▶ **Your objective**
Below is a block of records. Copy every line in it that contains the word "Combined".

Recorded data
■ ■ ■ ■

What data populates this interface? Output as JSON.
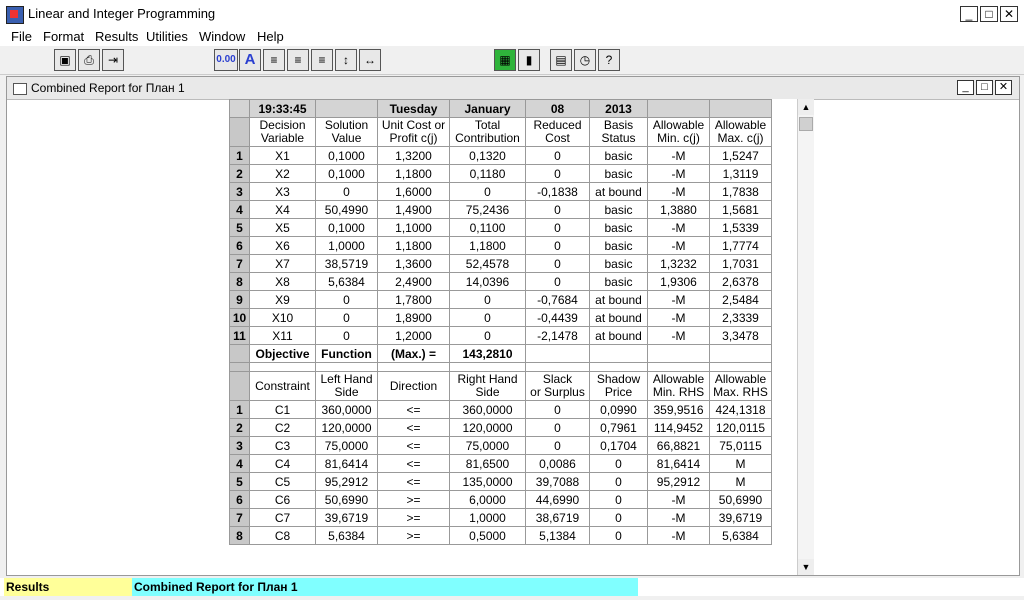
{
  "app": {
    "title": "Linear and Integer Programming"
  },
  "menu": [
    "File",
    "Format",
    "Results",
    "Utilities",
    "Window",
    "Help"
  ],
  "toolbar": {
    "decimals_label": "0.00",
    "font_label": "A"
  },
  "child": {
    "title": "Combined Report for План 1"
  },
  "report": {
    "date_row": [
      "19:33:45",
      "",
      "Tuesday",
      "January",
      "08",
      "2013",
      "",
      ""
    ],
    "var_headers": [
      "Decision\nVariable",
      "Solution\nValue",
      "Unit Cost or\nProfit c(j)",
      "Total\nContribution",
      "Reduced\nCost",
      "Basis\nStatus",
      "Allowable\nMin. c(j)",
      "Allowable\nMax. c(j)"
    ],
    "variables": [
      [
        "1",
        "X1",
        "0,1000",
        "1,3200",
        "0,1320",
        "0",
        "basic",
        "-M",
        "1,5247"
      ],
      [
        "2",
        "X2",
        "0,1000",
        "1,1800",
        "0,1180",
        "0",
        "basic",
        "-M",
        "1,3119"
      ],
      [
        "3",
        "X3",
        "0",
        "1,6000",
        "0",
        "-0,1838",
        "at bound",
        "-M",
        "1,7838"
      ],
      [
        "4",
        "X4",
        "50,4990",
        "1,4900",
        "75,2436",
        "0",
        "basic",
        "1,3880",
        "1,5681"
      ],
      [
        "5",
        "X5",
        "0,1000",
        "1,1000",
        "0,1100",
        "0",
        "basic",
        "-M",
        "1,5339"
      ],
      [
        "6",
        "X6",
        "1,0000",
        "1,1800",
        "1,1800",
        "0",
        "basic",
        "-M",
        "1,7774"
      ],
      [
        "7",
        "X7",
        "38,5719",
        "1,3600",
        "52,4578",
        "0",
        "basic",
        "1,3232",
        "1,7031"
      ],
      [
        "8",
        "X8",
        "5,6384",
        "2,4900",
        "14,0396",
        "0",
        "basic",
        "1,9306",
        "2,6378"
      ],
      [
        "9",
        "X9",
        "0",
        "1,7800",
        "0",
        "-0,7684",
        "at bound",
        "-M",
        "2,5484"
      ],
      [
        "10",
        "X10",
        "0",
        "1,8900",
        "0",
        "-0,4439",
        "at bound",
        "-M",
        "2,3339"
      ],
      [
        "11",
        "X11",
        "0",
        "1,2000",
        "0",
        "-2,1478",
        "at bound",
        "-M",
        "3,3478"
      ]
    ],
    "objective_row": [
      "Objective",
      "Function",
      "(Max.) =",
      "143,2810",
      "",
      "",
      "",
      ""
    ],
    "con_headers": [
      "Constraint",
      "Left Hand\nSide",
      "Direction",
      "Right Hand\nSide",
      "Slack\nor Surplus",
      "Shadow\nPrice",
      "Allowable\nMin. RHS",
      "Allowable\nMax. RHS"
    ],
    "constraints": [
      [
        "1",
        "C1",
        "360,0000",
        "<=",
        "360,0000",
        "0",
        "0,0990",
        "359,9516",
        "424,1318"
      ],
      [
        "2",
        "C2",
        "120,0000",
        "<=",
        "120,0000",
        "0",
        "0,7961",
        "114,9452",
        "120,0115"
      ],
      [
        "3",
        "C3",
        "75,0000",
        "<=",
        "75,0000",
        "0",
        "0,1704",
        "66,8821",
        "75,0115"
      ],
      [
        "4",
        "C4",
        "81,6414",
        "<=",
        "81,6500",
        "0,0086",
        "0",
        "81,6414",
        "M"
      ],
      [
        "5",
        "C5",
        "95,2912",
        "<=",
        "135,0000",
        "39,7088",
        "0",
        "95,2912",
        "M"
      ],
      [
        "6",
        "C6",
        "50,6990",
        ">=",
        "6,0000",
        "44,6990",
        "0",
        "-M",
        "50,6990"
      ],
      [
        "7",
        "C7",
        "39,6719",
        ">=",
        "1,0000",
        "38,6719",
        "0",
        "-M",
        "39,6719"
      ],
      [
        "8",
        "C8",
        "5,6384",
        ">=",
        "0,5000",
        "5,1384",
        "0",
        "-M",
        "5,6384"
      ]
    ]
  },
  "status": {
    "left": "Results",
    "mid": "Combined Report for План 1"
  }
}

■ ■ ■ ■

▶ **Answer for the task**
    "title": "Combined Report for План 1"
    "mid": "Combined Report for План 1"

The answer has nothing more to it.